■ Work request: Check every line of the records below for the string "hand" and copy the ones that have it.

■ Extracted data:

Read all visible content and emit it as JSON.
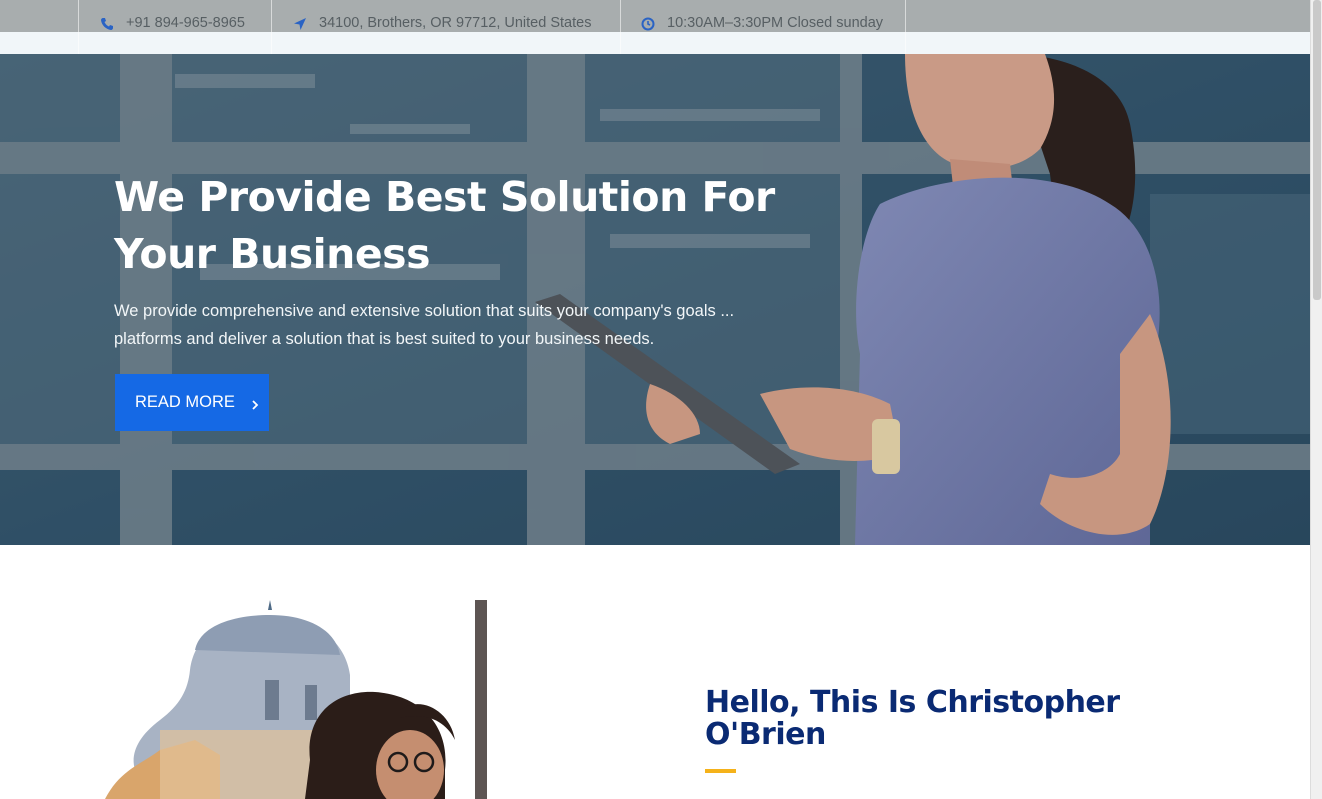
{
  "topbar": {
    "phone": {
      "icon": "phone-icon",
      "text": "+91 894-965-8965"
    },
    "address": {
      "icon": "navigation-arrow-icon",
      "text": "34100, Brothers, OR 97712, United States"
    },
    "hours": {
      "icon": "clock-icon",
      "text": "10:30AM–3:30PM Closed sunday"
    }
  },
  "hero": {
    "title": "We Provide Best Solution For Your Business",
    "text": "We provide comprehensive and extensive solution that suits your company's goals ... platforms and deliver a solution that is best suited to your business needs.",
    "button_label": "READ MORE",
    "button_icon": "chevron-right-icon"
  },
  "about": {
    "title": "Hello, This Is Christopher O'Brien"
  },
  "colors": {
    "accent_blue": "#1569e5",
    "heading_navy": "#0a2a73",
    "underline_yellow": "#f5b21a",
    "icon_blue": "#2a63c4"
  }
}
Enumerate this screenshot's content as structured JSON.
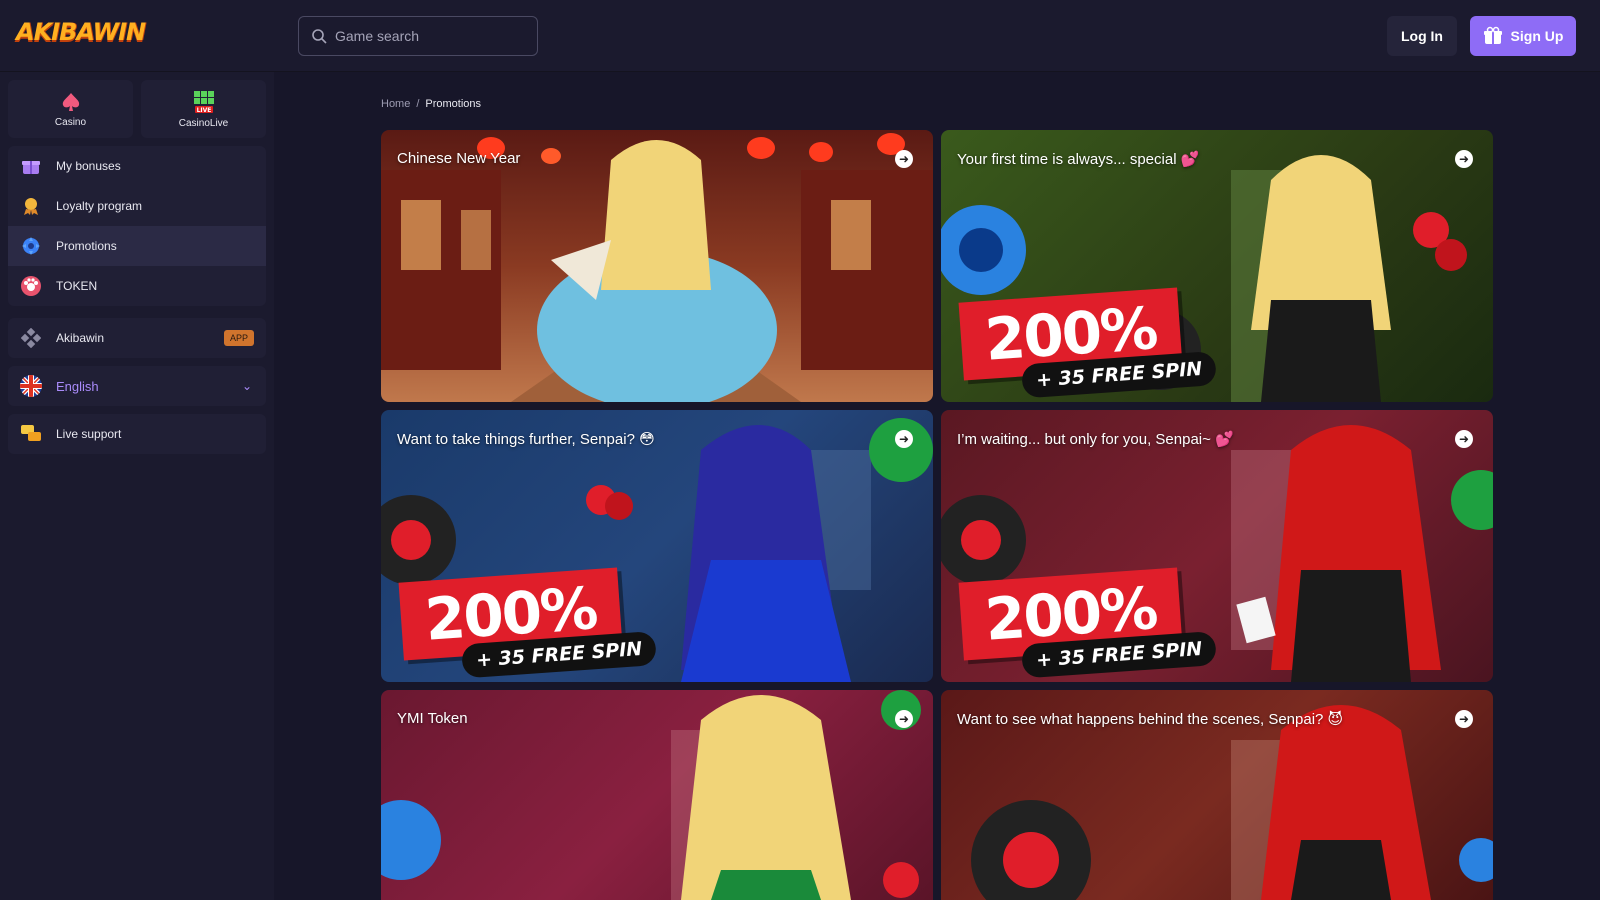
{
  "header": {
    "logo_text": "AKIBAWIN",
    "search_placeholder": "Game search",
    "login_label": "Log In",
    "signup_label": "Sign Up"
  },
  "sidebar": {
    "tabs": [
      {
        "label": "Casino",
        "icon": "spade-icon"
      },
      {
        "label": "CasinoLive",
        "icon": "live-grid-icon",
        "badge": "LIVE"
      }
    ],
    "menu": [
      {
        "label": "My bonuses",
        "icon": "gift-icon"
      },
      {
        "label": "Loyalty program",
        "icon": "loyalty-icon"
      },
      {
        "label": "Promotions",
        "icon": "promotions-icon",
        "active": true
      },
      {
        "label": "TOKEN",
        "icon": "token-icon"
      }
    ],
    "app_item": {
      "label": "Akibawin",
      "badge": "APP",
      "icon": "diamond-icon"
    },
    "language": {
      "label": "English",
      "icon": "uk-flag-icon"
    },
    "support": {
      "label": "Live support",
      "icon": "chat-icon"
    }
  },
  "breadcrumb": {
    "home": "Home",
    "separator": "/",
    "current": "Promotions"
  },
  "promotions": [
    {
      "title": "Chinese New Year",
      "badge_pct": "",
      "badge_spin": ""
    },
    {
      "title": "Your first time is always... special 💕",
      "badge_pct": "200%",
      "badge_spin": "+ 35 FREE SPIN"
    },
    {
      "title": "Want to take things further, Senpai? 😳",
      "badge_pct": "200%",
      "badge_spin": "+ 35 FREE SPIN"
    },
    {
      "title": "I’m waiting... but only for you, Senpai~ 💕",
      "badge_pct": "200%",
      "badge_spin": "+ 35 FREE SPIN"
    },
    {
      "title": "YMI Token",
      "badge_pct": "",
      "badge_spin": ""
    },
    {
      "title": "Want to see what happens behind the scenes, Senpai? 😈",
      "badge_pct": "",
      "badge_spin": ""
    }
  ],
  "colors": {
    "accent": "#8e6cf6",
    "background": "#171629",
    "sidebar": "#1b1a2e",
    "promo_red": "#e01e2a"
  }
}
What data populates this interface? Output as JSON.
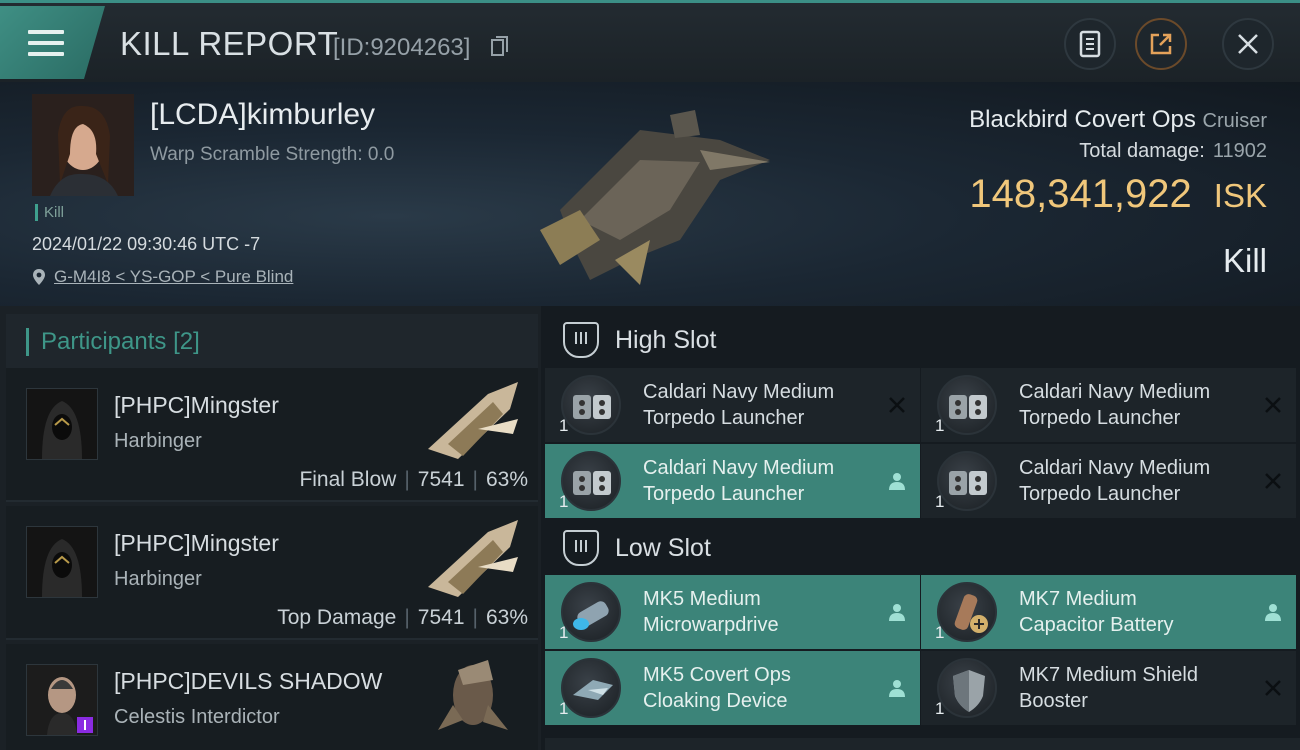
{
  "header": {
    "title": "KILL REPORT",
    "report_id": "[ID:9204263]",
    "icons": [
      "menu-icon",
      "copy-icon",
      "clipboard-icon",
      "share-icon",
      "close-icon"
    ]
  },
  "victim": {
    "name": "[LCDA]kimburley",
    "warp_scramble": "Warp Scramble Strength: 0.0",
    "tag": "Kill",
    "datetime": "2024/01/22 09:30:46 UTC -7",
    "location": "G-M4I8 < YS-GOP < Pure Blind",
    "ship": "Blackbird Covert Ops",
    "ship_class": "Cruiser",
    "total_damage_label": "Total damage:",
    "total_damage": "11902",
    "isk_value": "148,341,922",
    "isk_unit": "ISK",
    "result": "Kill"
  },
  "participants": {
    "label": "Participants",
    "count": "[2]",
    "items": [
      {
        "name": "[PHPC]Mingster",
        "ship": "Harbinger",
        "role": "Final Blow",
        "damage": "7541",
        "percent": "63%"
      },
      {
        "name": "[PHPC]Mingster",
        "ship": "Harbinger",
        "role": "Top Damage",
        "damage": "7541",
        "percent": "63%"
      },
      {
        "name": "[PHPC]DEVILS SHADOW",
        "ship": "Celestis Interdictor",
        "role": "",
        "damage": "",
        "percent": ""
      }
    ]
  },
  "fitting": {
    "high_slot": {
      "label": "High Slot",
      "items": [
        {
          "qty": "1",
          "line1": "Caldari Navy Medium",
          "line2": "Torpedo Launcher",
          "state": "destroyed"
        },
        {
          "qty": "1",
          "line1": "Caldari Navy Medium",
          "line2": "Torpedo Launcher",
          "state": "destroyed"
        },
        {
          "qty": "1",
          "line1": "Caldari Navy Medium",
          "line2": "Torpedo Launcher",
          "state": "dropped"
        },
        {
          "qty": "1",
          "line1": "Caldari Navy Medium",
          "line2": "Torpedo Launcher",
          "state": "destroyed"
        }
      ]
    },
    "low_slot": {
      "label": "Low Slot",
      "items": [
        {
          "qty": "1",
          "line1": "MK5 Medium",
          "line2": "Microwarpdrive",
          "state": "dropped"
        },
        {
          "qty": "1",
          "line1": "MK7 Medium",
          "line2": "Capacitor Battery",
          "state": "dropped"
        },
        {
          "qty": "1",
          "line1": "MK5 Covert Ops",
          "line2": "Cloaking Device",
          "state": "dropped"
        },
        {
          "qty": "1",
          "line1": "MK7 Medium Shield",
          "line2": "Booster",
          "state": "destroyed"
        }
      ]
    }
  }
}
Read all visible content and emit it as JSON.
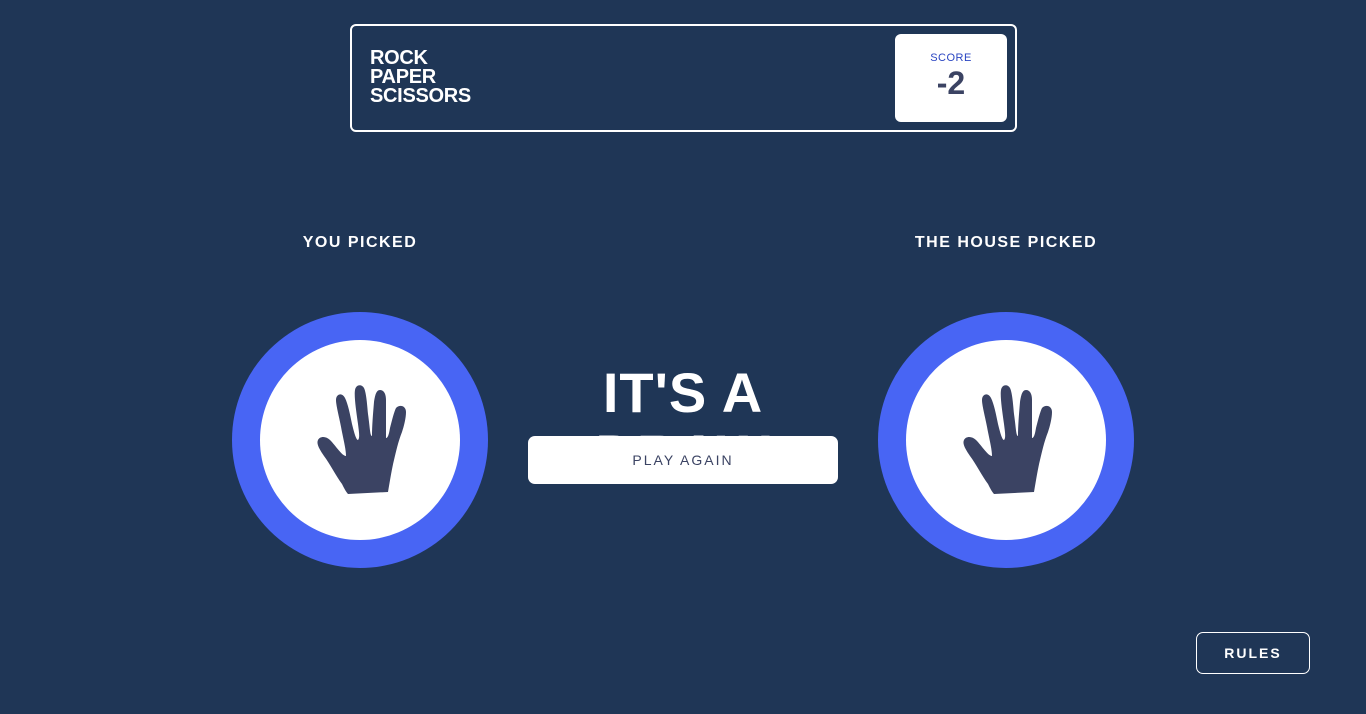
{
  "header": {
    "title_lines": [
      "ROCK",
      "PAPER",
      "SCISSORS"
    ],
    "score_label": "SCORE",
    "score_value": "-2"
  },
  "game": {
    "you_picked_label": "YOU PICKED",
    "house_picked_label": "THE HOUSE PICKED",
    "player_choice": "paper",
    "house_choice": "paper",
    "result_text": "IT'S A DRAW",
    "play_again_label": "PLAY AGAIN"
  },
  "footer": {
    "rules_label": "RULES"
  },
  "colors": {
    "background": "#1f3656",
    "paper_ring": "#4865f4",
    "icon": "#3b4363",
    "white": "#ffffff"
  },
  "icons": {
    "player_icon": "paper-hand-icon",
    "house_icon": "paper-hand-icon"
  }
}
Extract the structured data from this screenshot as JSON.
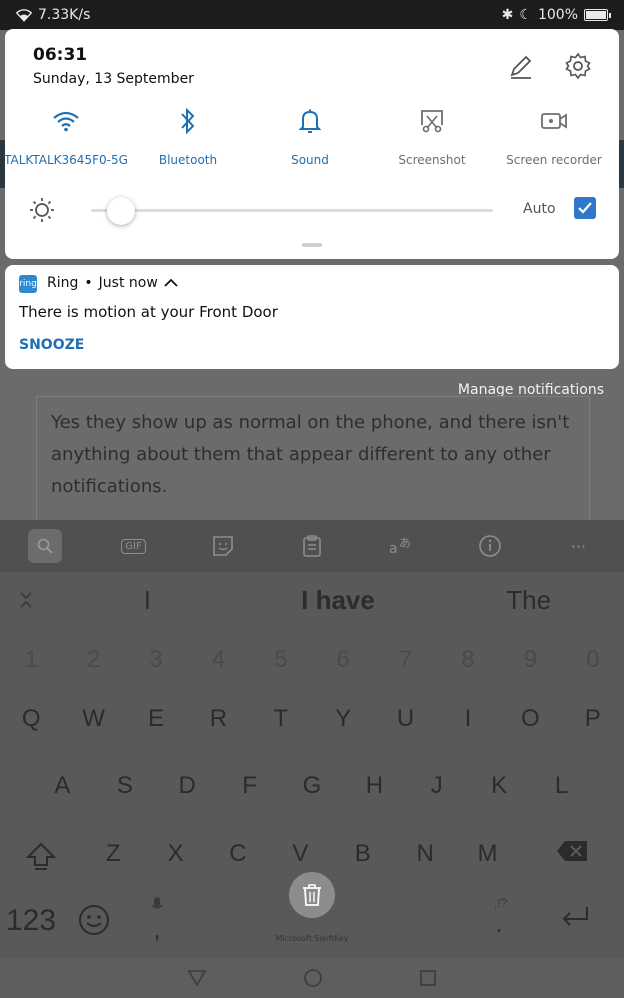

■ Exercise output:
    "player_icon": "paper-hand-icon",
    "house_icon": "paper-hand-icon"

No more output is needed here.